• [Information shown]:
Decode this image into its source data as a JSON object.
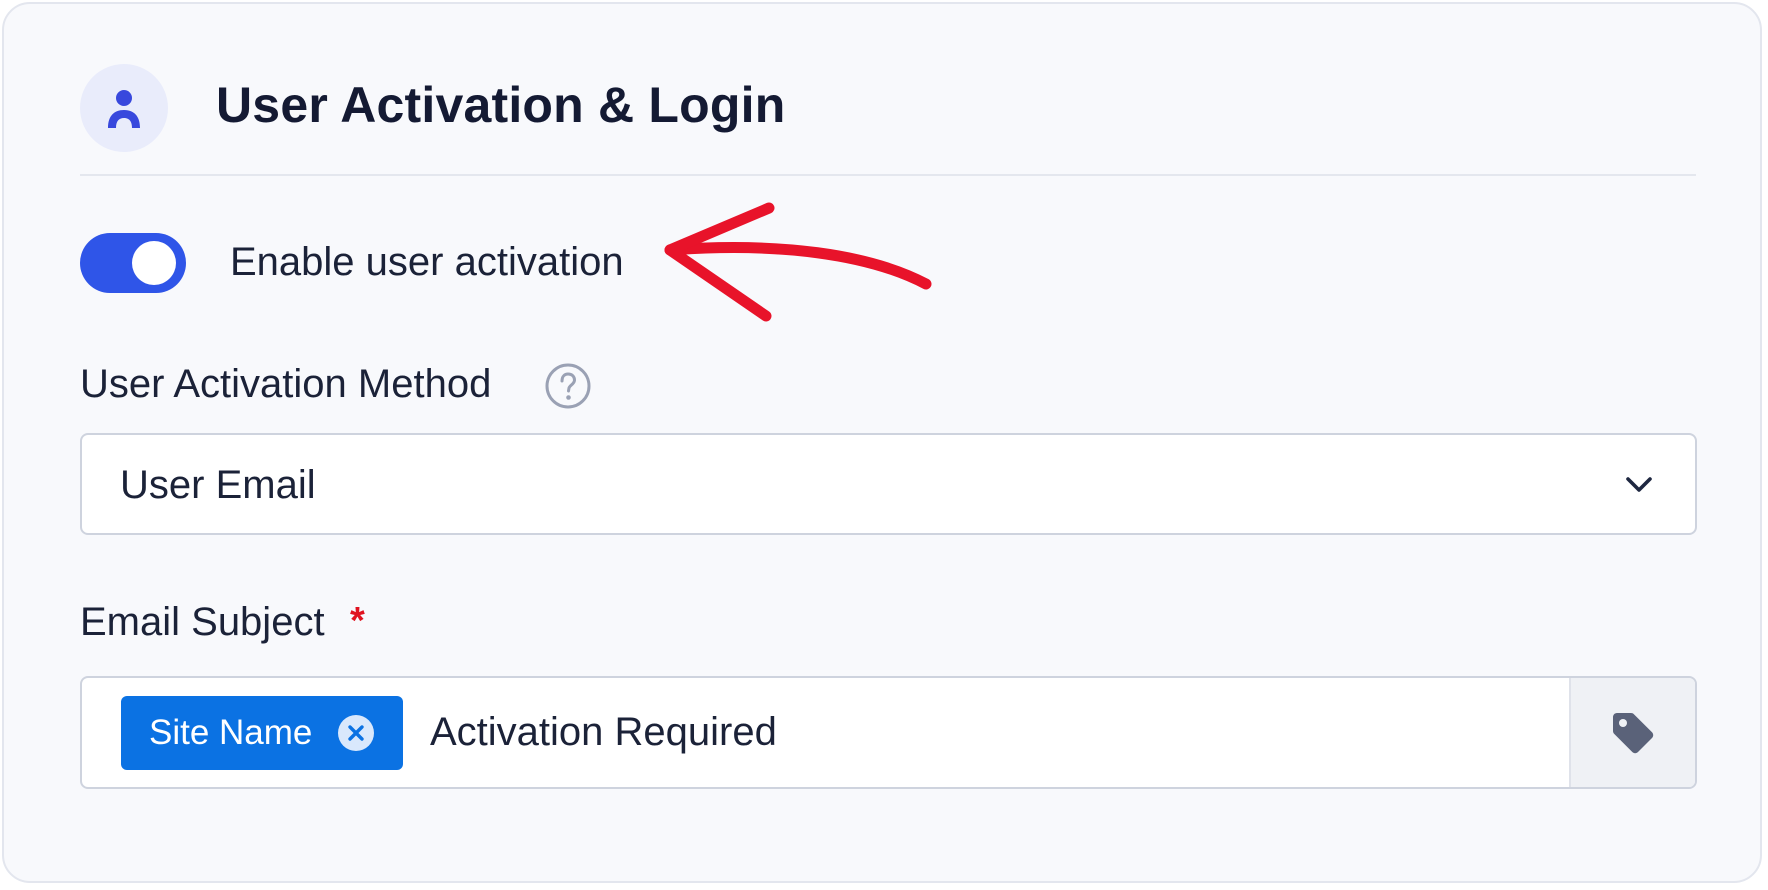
{
  "section": {
    "title": "User Activation & Login",
    "icon": "user-icon"
  },
  "activation_toggle": {
    "label": "Enable user activation",
    "on": true
  },
  "activation_method": {
    "label": "User Activation Method",
    "help_icon": "question-circle-icon",
    "selected": "User Email"
  },
  "email_subject": {
    "label": "Email Subject",
    "required_marker": "*",
    "tag_label": "Site Name",
    "text": "Activation Required",
    "tag_button_icon": "tag-icon"
  },
  "colors": {
    "accent": "#2f55e8",
    "tag_chip": "#0b72e3",
    "annotation_arrow": "#e8132a",
    "required": "#e0121f"
  }
}
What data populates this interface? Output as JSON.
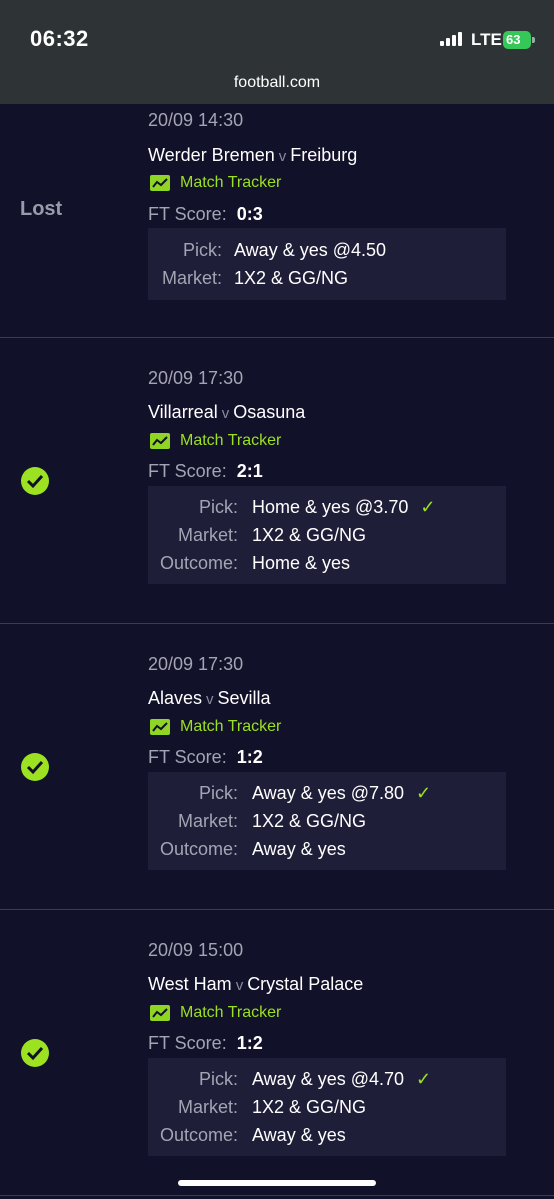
{
  "status_bar": {
    "time": "06:32",
    "network": "LTE",
    "battery": "63"
  },
  "browser": {
    "url": "football.com"
  },
  "bets": [
    {
      "status_text": "Lost",
      "datetime": "20/09 14:30",
      "home": "Werder Bremen",
      "vs": "v",
      "away": "Freiburg",
      "tracker_label": "Match Tracker",
      "score_label": "FT Score:",
      "score": "0:3",
      "pick_label": "Pick:",
      "pick": "Away & yes @4.50",
      "market_label": "Market:",
      "market": "1X2 & GG/NG"
    },
    {
      "status_icon": "check-icon",
      "datetime": "20/09 17:30",
      "home": "Villarreal",
      "vs": "v",
      "away": "Osasuna",
      "tracker_label": "Match Tracker",
      "score_label": "FT Score:",
      "score": "2:1",
      "pick_label": "Pick:",
      "pick": "Home & yes @3.70",
      "market_label": "Market:",
      "market": "1X2 & GG/NG",
      "outcome_label": "Outcome:",
      "outcome": "Home & yes"
    },
    {
      "status_icon": "check-icon",
      "datetime": "20/09 17:30",
      "home": "Alaves",
      "vs": "v",
      "away": "Sevilla",
      "tracker_label": "Match Tracker",
      "score_label": "FT Score:",
      "score": "1:2",
      "pick_label": "Pick:",
      "pick": "Away & yes @7.80",
      "market_label": "Market:",
      "market": "1X2 & GG/NG",
      "outcome_label": "Outcome:",
      "outcome": "Away & yes"
    },
    {
      "status_icon": "check-icon",
      "datetime": "20/09 15:00",
      "home": "West Ham",
      "vs": "v",
      "away": "Crystal Palace",
      "tracker_label": "Match Tracker",
      "score_label": "FT Score:",
      "score": "1:2",
      "pick_label": "Pick:",
      "pick": "Away & yes @4.70",
      "market_label": "Market:",
      "market": "1X2 & GG/NG",
      "outcome_label": "Outcome:",
      "outcome": "Away & yes"
    }
  ],
  "colors": {
    "background": "#12112a",
    "accent": "#9be022",
    "panel": "#1f1e38",
    "muted": "#a4a4b4"
  }
}
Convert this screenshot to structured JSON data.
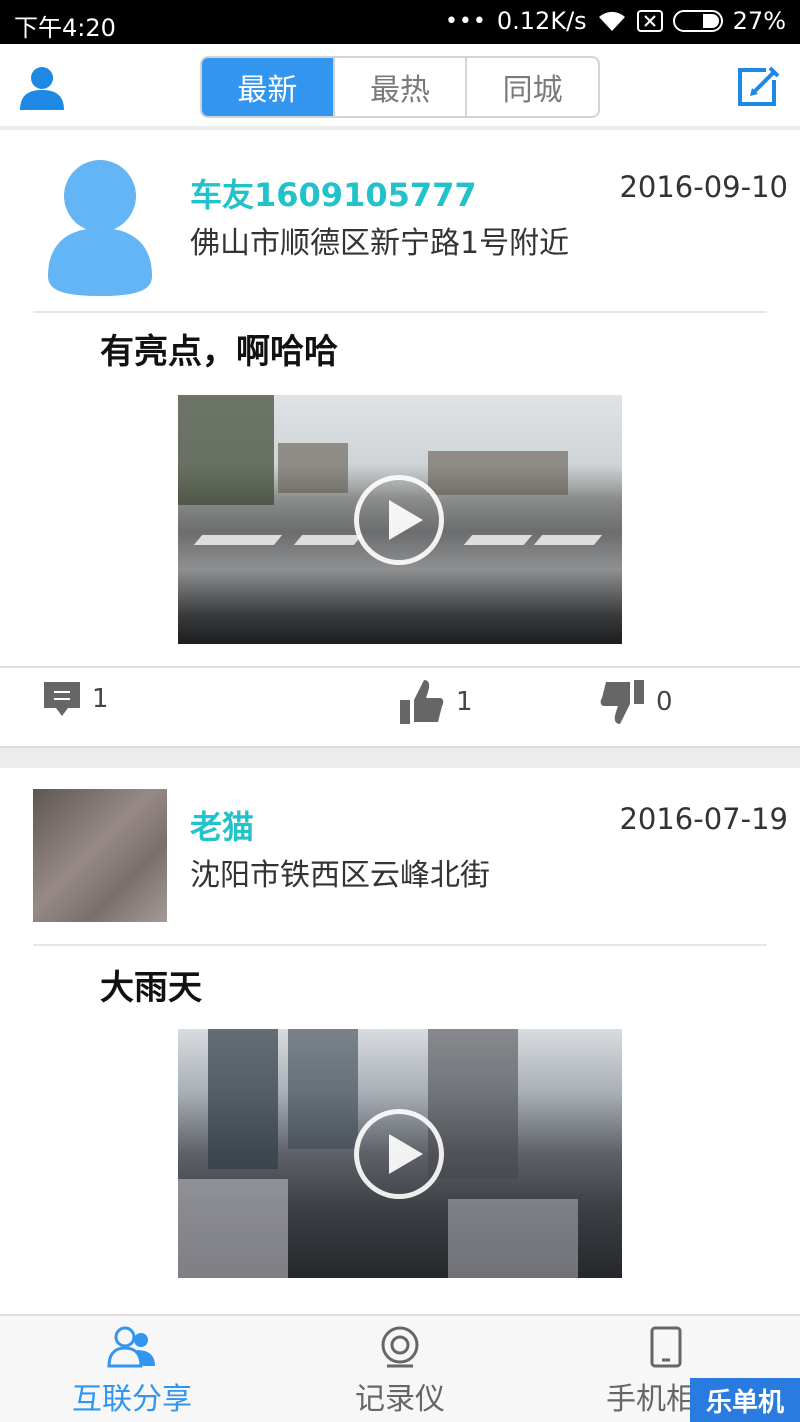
{
  "status_bar": {
    "time": "下午4:20",
    "network_speed": "0.12K/s",
    "battery": "27%",
    "battery_level": 0.27
  },
  "header": {
    "tabs": [
      {
        "label": "最新",
        "active": true
      },
      {
        "label": "最热",
        "active": false
      },
      {
        "label": "同城",
        "active": false
      }
    ],
    "left_icon": "user-icon",
    "right_icon": "edit-icon",
    "accent_color": "#3296f0"
  },
  "posts": [
    {
      "username": "车友1609105777",
      "location": "佛山市顺德区新宁路1号附近",
      "date": "2016-09-10",
      "text": "有亮点，啊哈哈",
      "avatar": "default-avatar-icon",
      "comments": "1",
      "likes": "1",
      "dislikes": "0"
    },
    {
      "username": "老猫",
      "location": "沈阳市铁西区云峰北街",
      "date": "2016-07-19",
      "text": "大雨天",
      "avatar": "photo-avatar"
    }
  ],
  "tabbar": {
    "items": [
      {
        "label": "互联分享",
        "icon": "people-icon",
        "active": true
      },
      {
        "label": "记录仪",
        "icon": "camera-icon",
        "active": false
      },
      {
        "label": "手机相册",
        "icon": "phone-icon",
        "active": false
      }
    ]
  },
  "watermark": "乐单机",
  "colors": {
    "username": "#21c2c9",
    "active_tab": "#3296f0"
  }
}
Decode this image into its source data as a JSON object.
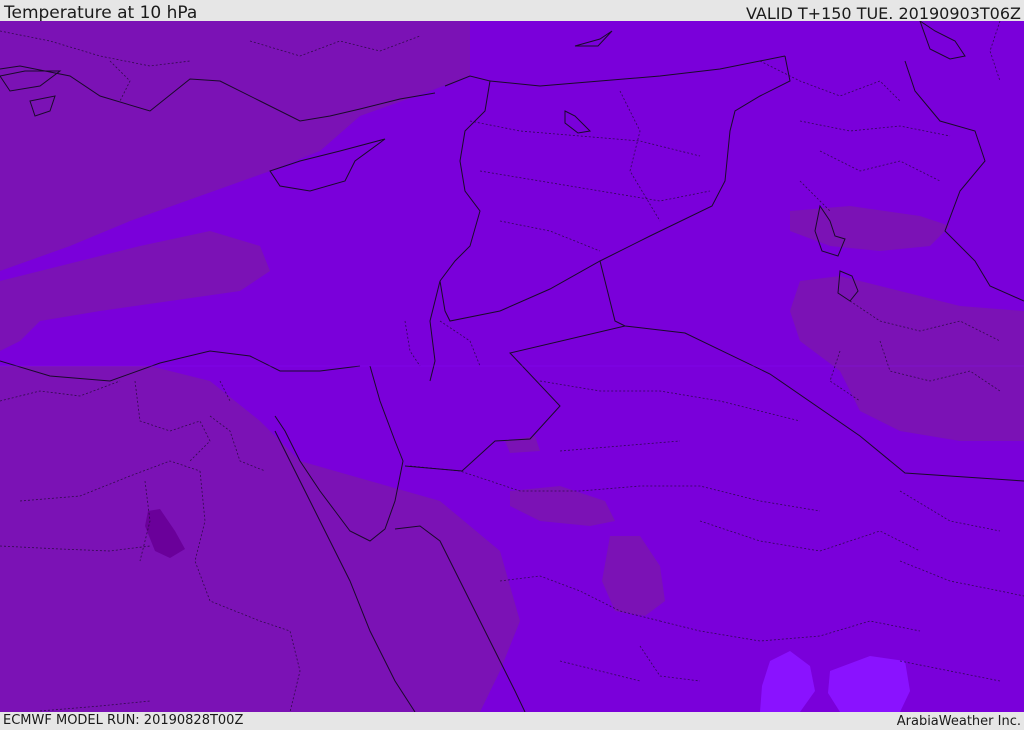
{
  "header": {
    "title": "Temperature at 10 hPa",
    "valid_time": "VALID T+150 TUE. 20190903T06Z"
  },
  "footer": {
    "model_run": "ECMWF MODEL RUN: 20190828T00Z",
    "credit": "ArabiaWeather Inc."
  },
  "map": {
    "colors": {
      "base_fill": "#7a00da",
      "warmer_band": "#7b12b5",
      "warmest_spot": "#6a009a",
      "cooler_band": "#8a12ff",
      "border_line": "#1a0a2a"
    }
  }
}
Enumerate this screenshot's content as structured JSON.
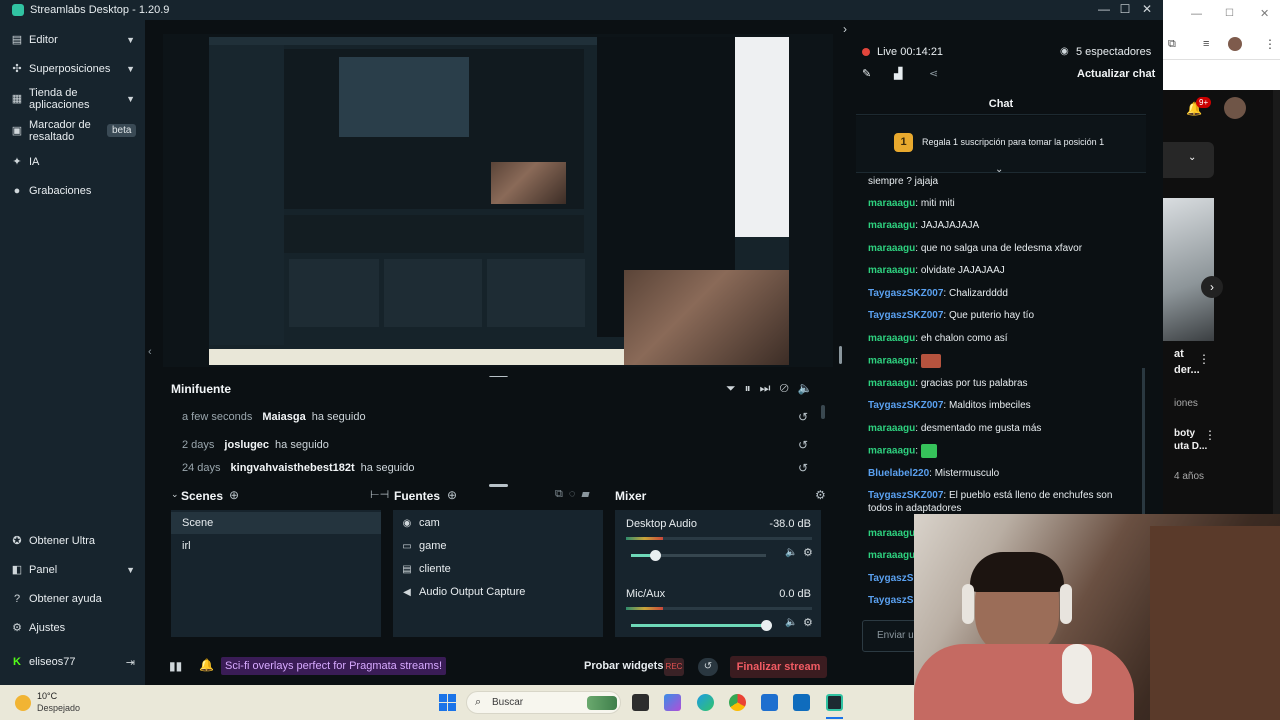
{
  "window": {
    "title": "Streamlabs Desktop - 1.20.9"
  },
  "sidebar": {
    "items": [
      {
        "label": "Editor",
        "icon": "editor-icon",
        "expandable": true
      },
      {
        "label": "Superposiciones",
        "icon": "overlays-icon",
        "expandable": true
      },
      {
        "label": "Tienda de aplicaciones",
        "icon": "app-store-icon",
        "expandable": true
      },
      {
        "label": "Marcador de resaltado",
        "icon": "highlighter-icon",
        "badge": "beta"
      },
      {
        "label": "IA",
        "icon": "ai-icon"
      },
      {
        "label": "Grabaciones",
        "icon": "recordings-icon"
      }
    ],
    "bottom_items": [
      {
        "label": "Obtener Ultra",
        "icon": "ultra-icon"
      },
      {
        "label": "Panel",
        "icon": "panel-icon",
        "expandable": true
      },
      {
        "label": "Obtener ayuda",
        "icon": "help-icon"
      },
      {
        "label": "Ajustes",
        "icon": "settings-icon"
      }
    ],
    "user": {
      "name": "eliseos77",
      "icon": "kick-icon"
    }
  },
  "minifuente": {
    "title": "Minifuente",
    "events": [
      {
        "time": "a few seconds",
        "user": "Maiasga",
        "action": "ha seguido"
      },
      {
        "time": "2 days",
        "user": "joslugec",
        "action": "ha seguido"
      },
      {
        "time": "24 days",
        "user": "kingvahvaisthebest182t",
        "action": "ha seguido"
      }
    ]
  },
  "scenes": {
    "title": "Scenes",
    "items": [
      "Scene",
      "irl"
    ],
    "selected": "Scene"
  },
  "sources": {
    "title": "Fuentes",
    "items": [
      {
        "label": "cam",
        "icon": "camera-icon"
      },
      {
        "label": "game",
        "icon": "display-icon"
      },
      {
        "label": "cliente",
        "icon": "window-icon"
      },
      {
        "label": "Audio Output Capture",
        "icon": "speaker-icon"
      }
    ]
  },
  "mixer": {
    "title": "Mixer",
    "channels": [
      {
        "label": "Desktop Audio",
        "db": "-38.0 dB",
        "level": 0.2,
        "volume": 0.18
      },
      {
        "label": "Mic/Aux",
        "db": "0.0 dB",
        "level": 0.2,
        "volume": 1.0
      }
    ]
  },
  "footer": {
    "promo": "Sci-fi overlays perfect for Pragmata streams!",
    "test_widgets": "Probar widgets",
    "rec": "REC",
    "end_stream": "Finalizar stream"
  },
  "live": {
    "status": "Live 00:14:21",
    "viewers": "5 espectadores",
    "refresh_chat": "Actualizar chat",
    "chat_title": "Chat",
    "pinned": "Regala 1 suscripción para tomar la posición 1",
    "pinned_rank": "1",
    "input_placeholder": "Enviar un mensaje",
    "messages": [
      {
        "user": "",
        "text": "siempre ? jajaja"
      },
      {
        "user": "maraaagu",
        "text": "miti miti"
      },
      {
        "user": "maraaagu",
        "text": "JAJAJAJAJA"
      },
      {
        "user": "maraaagu",
        "text": "que no salga una de ledesma xfavor"
      },
      {
        "user": "maraaagu",
        "text": "olvidate JAJAJAAJ"
      },
      {
        "user": "TaygaszSKZ007",
        "text": "Chalizardddd"
      },
      {
        "user": "TaygaszSKZ007",
        "text": "Que puterio hay tío"
      },
      {
        "user": "maraaagu",
        "text": "eh chalon como así"
      },
      {
        "user": "maraaagu",
        "text": ""
      },
      {
        "user": "maraaagu",
        "text": "gracias por tus palabras"
      },
      {
        "user": "TaygaszSKZ007",
        "text": "Malditos imbeciles"
      },
      {
        "user": "maraaagu",
        "text": "desmentado me gusta más"
      },
      {
        "user": "maraaagu",
        "text": ""
      },
      {
        "user": "Bluelabel220",
        "text": "Mistermusculo"
      },
      {
        "user": "TaygaszSKZ007",
        "text": "El pueblo está lleno de enchufes son todos in adaptadores"
      },
      {
        "user": "maraaagu",
        "text": ""
      },
      {
        "user": "maraaagu",
        "text": ""
      },
      {
        "user": "TaygaszSk",
        "text": ""
      },
      {
        "user": "TaygaszSk",
        "text": ""
      }
    ]
  },
  "browser": {
    "notification_count": "9+",
    "snippet_1": "at",
    "snippet_2": "der...",
    "snippet_3": "iones",
    "snippet_4": "boty",
    "snippet_5": "uta D...",
    "snippet_6": "4 años"
  },
  "taskbar": {
    "temperature": "10°C",
    "weather": "Despejado",
    "search_placeholder": "Buscar"
  }
}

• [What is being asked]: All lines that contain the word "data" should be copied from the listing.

• [Response]:
Decode this image into its source data as a JSON object.
What data populates this interface? Output as JSON.
Convert this screenshot to structured JSON data.
Decode this image into its source data as a JSON object.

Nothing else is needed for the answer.